In the year 121, that fun-loving Roman emperor Hadrian began building himself a grandiose temple to Venus and Roma based on his own design. When it was finished, he proudly sent the plans to the renowned architect Apollodoros, ostensibly to obtain a critique. Actually, Hadrian’s motive was to show the architect (who had once insulted him) that great buildings could be designed without his help. Apollodoros duly responded that the temple should have been built on higher ground, to make it more visible from the Sacred Way. He also made a snarky comment regarding the excessive size of the seated statues, saying they would surely bash their heads on the ceiling if they stood up from their seats.

Hadrian, who reigned over
Rome from 117 to 138:
Now I'm really mad. . .
To Hadrian’s chagrin, he realized that the architect was right on both counts and that, worse yet, it was too late to rectify the blunder. His solution? Simple—he had Apollodoros killed.

It might have turned out better for everyone if Hadrian had consulted a good architect before his mistakes were, as it were, carved in stone. That lesson is just as valid today: Even if you don’t want to hire an architect to draw your plans—and there’s no law that says you must—at least consider hiring one for a few hours to critique your work. Yes, it will cost you a few hundred dollars, but you may well save thousands—even tens of thousands—in return. Here are some of the ways:

Mid-century bathroom: Should you take a
sledgehammer to it, or save some money
and sell it like it is?
•  An architect may be able to save you money using “design by subtraction”.  Surprisingly often, eliminating parts of a project will actually improve it. For example, I recently did some consulting for the rehab of a lovely but poorly-maintained home from the 1950s. Among other things, the owner was planning to rip out an entire bathroom, complete with its original fixtures and tile work, because he
felt its shabby appearance would be a hindrance to resale. In fact, the bathroom just needed some diligent stripping and cleaning to regain its appeal.

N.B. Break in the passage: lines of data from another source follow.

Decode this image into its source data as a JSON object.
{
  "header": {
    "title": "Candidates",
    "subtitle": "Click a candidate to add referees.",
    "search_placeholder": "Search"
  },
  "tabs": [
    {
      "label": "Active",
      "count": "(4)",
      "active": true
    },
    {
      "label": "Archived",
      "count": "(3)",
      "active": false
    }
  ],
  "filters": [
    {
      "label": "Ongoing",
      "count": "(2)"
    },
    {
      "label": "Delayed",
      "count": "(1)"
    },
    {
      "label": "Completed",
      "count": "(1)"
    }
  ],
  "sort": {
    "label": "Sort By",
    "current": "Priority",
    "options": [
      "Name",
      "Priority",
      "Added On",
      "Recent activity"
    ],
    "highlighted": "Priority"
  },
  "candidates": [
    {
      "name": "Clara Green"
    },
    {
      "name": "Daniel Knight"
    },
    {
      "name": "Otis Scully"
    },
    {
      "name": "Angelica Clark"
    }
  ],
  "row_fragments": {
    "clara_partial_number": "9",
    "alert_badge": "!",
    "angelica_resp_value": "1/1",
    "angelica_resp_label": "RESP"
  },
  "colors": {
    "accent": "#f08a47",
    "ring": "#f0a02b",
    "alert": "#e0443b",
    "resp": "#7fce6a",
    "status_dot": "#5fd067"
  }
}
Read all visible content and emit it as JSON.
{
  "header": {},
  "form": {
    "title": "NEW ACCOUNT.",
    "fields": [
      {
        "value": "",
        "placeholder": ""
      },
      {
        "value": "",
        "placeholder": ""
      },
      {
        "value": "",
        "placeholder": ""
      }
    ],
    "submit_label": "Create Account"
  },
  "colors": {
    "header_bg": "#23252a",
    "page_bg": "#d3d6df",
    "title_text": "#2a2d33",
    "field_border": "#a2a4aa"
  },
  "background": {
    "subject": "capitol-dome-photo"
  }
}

Moreover, to a buyer interested in a home of that vintage, having the original plumbing and lighting fixtures in place would prove far more attractive than any modern replacement. Net savings: a cool twenty thousand dollars.

•  A good architect—and I stress the word good—can guide you toward a truly timeless solution. Of-the-moment designs, such as those espoused by many designer magazines, quickly grow stale and result in a loss of resale value over time. A skillful architect can distinguish between the timeless and the trite, and can steer you away from gimmicks that’ll be an embarrassment in a year or two. 
No, this is not a black-and-white photo. Consulting
with an architect might dissuade you from using
faddish color schemes such as this one.
•  An architect’s experience  can often turn design mountains into molehills. While you may already have already spent weeks wrestling with a design problem that seems insoluble—say, an awkward kitchen arrangement—chances are your architect has already dealt with that same problem a hundred times over. He or she may well be able to suggest a solution right on the spot. In particular, you might wish to seek advice before choosing paint colors. Color fads are notoriously short-lived—as the scads of moldering, gray-on-gray-on-gray paint jobs from the Aughts will demonstrate.

•  Lastly, remember that what you build will be standing for a long, long time;  in retrospect,  springing for a few hours of advice will seem like a bargain compared to living with a spate of permanent errors. Just ask Emperor Hadrian.